The Montana man whose nearly 15-year search for answers about the death of his son paved the way for a nationwide class action settlement with the Remington Arms Co. says the gun maker still is not coming clean. So now, Richard Barber says he is launching a new push to "inform and educate the public" about one of the most popular firearms in the world, and his claim that the guns can fire without the trigger being pulled.
Barber's 9-year-old son Gus was killed during a family hunting trip in 2000 when a Remington Model 700 rifle went off as the boy's mother was unloading it. At the worst possible moment, Gus had run behind a horse trailer and into the path of the bullet. Barbara Barber has consistently maintained that her hand was nowhere near the trigger.
Richard Barber says he eventually found thousands of customer complaints and internal documents that suggest Remington had known for decades about an alleged design flaw in the gun's firing mechanism but did nothing about it despite dozens of deaths and injuries. Allegations of the defect and a cover up—both of which Remington has steadfastly denied—were the subject of the 2010 documentary "Remington Under Fire: A CNBC Investigation."

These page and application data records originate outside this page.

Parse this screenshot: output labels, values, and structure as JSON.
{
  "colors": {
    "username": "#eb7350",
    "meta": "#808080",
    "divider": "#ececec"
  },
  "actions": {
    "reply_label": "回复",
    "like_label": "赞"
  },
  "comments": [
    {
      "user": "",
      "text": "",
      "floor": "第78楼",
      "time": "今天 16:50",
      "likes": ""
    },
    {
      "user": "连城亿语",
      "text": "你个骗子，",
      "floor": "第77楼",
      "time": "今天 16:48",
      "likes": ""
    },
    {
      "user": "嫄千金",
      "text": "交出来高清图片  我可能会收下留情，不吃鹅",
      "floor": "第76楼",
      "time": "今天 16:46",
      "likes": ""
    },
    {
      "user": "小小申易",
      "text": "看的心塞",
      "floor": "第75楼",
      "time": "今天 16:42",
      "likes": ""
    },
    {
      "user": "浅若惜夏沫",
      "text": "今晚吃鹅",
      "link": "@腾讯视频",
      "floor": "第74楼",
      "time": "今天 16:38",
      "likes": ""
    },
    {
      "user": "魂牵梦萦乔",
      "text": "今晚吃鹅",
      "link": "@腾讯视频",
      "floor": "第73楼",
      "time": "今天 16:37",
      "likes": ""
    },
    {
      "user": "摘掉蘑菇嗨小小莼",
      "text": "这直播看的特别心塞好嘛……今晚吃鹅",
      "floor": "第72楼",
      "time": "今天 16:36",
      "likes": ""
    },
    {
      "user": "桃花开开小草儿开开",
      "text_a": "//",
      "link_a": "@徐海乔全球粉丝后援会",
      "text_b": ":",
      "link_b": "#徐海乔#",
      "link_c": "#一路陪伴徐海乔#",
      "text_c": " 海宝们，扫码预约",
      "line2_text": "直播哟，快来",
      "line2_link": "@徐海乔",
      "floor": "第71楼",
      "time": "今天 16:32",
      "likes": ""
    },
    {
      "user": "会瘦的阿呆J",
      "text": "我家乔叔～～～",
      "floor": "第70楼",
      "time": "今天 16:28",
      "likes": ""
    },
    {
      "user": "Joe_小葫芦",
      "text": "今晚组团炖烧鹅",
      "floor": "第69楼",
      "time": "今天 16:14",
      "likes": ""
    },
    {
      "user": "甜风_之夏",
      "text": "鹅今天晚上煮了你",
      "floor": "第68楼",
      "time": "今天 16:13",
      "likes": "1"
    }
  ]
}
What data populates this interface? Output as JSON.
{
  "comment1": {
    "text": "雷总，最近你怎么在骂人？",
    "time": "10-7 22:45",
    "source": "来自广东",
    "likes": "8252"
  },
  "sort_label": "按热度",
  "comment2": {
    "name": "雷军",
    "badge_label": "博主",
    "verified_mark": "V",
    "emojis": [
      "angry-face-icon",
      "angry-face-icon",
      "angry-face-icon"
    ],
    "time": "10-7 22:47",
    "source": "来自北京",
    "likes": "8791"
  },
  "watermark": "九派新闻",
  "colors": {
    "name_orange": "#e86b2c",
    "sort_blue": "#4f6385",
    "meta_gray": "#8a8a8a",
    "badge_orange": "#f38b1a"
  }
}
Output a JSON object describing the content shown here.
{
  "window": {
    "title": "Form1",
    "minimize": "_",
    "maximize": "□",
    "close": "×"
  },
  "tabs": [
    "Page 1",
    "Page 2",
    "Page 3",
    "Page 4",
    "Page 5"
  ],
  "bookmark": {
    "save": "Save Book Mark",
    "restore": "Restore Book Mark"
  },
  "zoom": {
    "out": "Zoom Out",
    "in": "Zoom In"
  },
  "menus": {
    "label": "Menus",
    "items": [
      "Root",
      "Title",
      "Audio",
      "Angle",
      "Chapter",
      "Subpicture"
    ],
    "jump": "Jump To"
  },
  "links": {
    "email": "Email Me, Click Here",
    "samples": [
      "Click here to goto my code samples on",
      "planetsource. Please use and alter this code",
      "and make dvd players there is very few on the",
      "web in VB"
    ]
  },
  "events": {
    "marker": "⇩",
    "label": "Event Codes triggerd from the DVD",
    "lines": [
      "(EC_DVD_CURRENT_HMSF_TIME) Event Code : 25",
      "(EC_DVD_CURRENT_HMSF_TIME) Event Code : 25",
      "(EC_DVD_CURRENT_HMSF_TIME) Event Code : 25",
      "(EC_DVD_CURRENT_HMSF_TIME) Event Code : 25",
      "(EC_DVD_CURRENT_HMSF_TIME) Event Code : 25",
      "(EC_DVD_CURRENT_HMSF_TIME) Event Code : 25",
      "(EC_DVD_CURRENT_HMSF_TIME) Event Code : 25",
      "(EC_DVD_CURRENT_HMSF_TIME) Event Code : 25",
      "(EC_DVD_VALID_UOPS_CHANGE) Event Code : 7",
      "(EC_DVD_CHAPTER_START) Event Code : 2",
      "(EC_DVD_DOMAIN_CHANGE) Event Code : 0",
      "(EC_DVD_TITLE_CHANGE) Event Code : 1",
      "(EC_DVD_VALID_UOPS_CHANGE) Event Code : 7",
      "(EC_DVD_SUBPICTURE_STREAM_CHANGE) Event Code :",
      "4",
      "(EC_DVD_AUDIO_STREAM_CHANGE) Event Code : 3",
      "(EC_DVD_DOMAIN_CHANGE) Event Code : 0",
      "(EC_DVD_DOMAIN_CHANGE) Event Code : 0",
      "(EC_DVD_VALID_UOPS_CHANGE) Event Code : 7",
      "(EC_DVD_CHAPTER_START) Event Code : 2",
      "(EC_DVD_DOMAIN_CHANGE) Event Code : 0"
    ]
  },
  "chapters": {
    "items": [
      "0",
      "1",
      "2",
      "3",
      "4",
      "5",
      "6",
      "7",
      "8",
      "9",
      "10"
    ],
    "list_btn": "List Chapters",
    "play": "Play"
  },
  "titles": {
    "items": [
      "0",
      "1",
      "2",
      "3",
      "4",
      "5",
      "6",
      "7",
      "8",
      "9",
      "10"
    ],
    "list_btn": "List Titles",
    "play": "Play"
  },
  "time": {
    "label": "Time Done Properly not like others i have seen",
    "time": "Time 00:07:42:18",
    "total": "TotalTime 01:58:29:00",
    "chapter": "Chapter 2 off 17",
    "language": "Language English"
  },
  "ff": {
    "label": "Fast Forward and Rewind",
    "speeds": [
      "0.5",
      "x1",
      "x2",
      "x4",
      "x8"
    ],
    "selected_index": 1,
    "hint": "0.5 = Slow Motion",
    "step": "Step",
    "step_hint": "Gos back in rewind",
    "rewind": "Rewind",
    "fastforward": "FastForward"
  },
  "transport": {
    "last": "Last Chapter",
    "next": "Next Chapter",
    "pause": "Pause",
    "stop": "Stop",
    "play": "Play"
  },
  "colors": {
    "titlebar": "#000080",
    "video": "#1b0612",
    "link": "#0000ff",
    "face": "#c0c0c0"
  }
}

"The Model 700, including its trigger mechanism, has been free of any defect since it was first produced," Remington told CNBC in 2010. "And, despite any careless reporting to the contrary, the gun's use by millions of Americans has proven it to be a safe, trusted and reliable rifle."
Last month, a federal judge in Missouri tentatively approved a nationwide settlement in which Remington agreed to replace the triggers on more than 7 million rifles equipped with what has become known as the Walker Fire Control—the same mechanism that was in the Barbers' rifle. But the company still maintains the guns are safe, and has said it is settling the case to put an end to lengthy litigation. Barber says that stance is part of the reason he feels the need to speak out again.
"I wholeheartedly support the provisions in the class settlement in replacing the triggers," Barber told CNBC in an interview Monday. As a result, he said, he will not formally object to the tentative settlement. Nonetheless, he said, "Remington's statements (following the CNBC program in 2010) potentially constitute a fraud that not only endangered the public, but resulted in loss of life."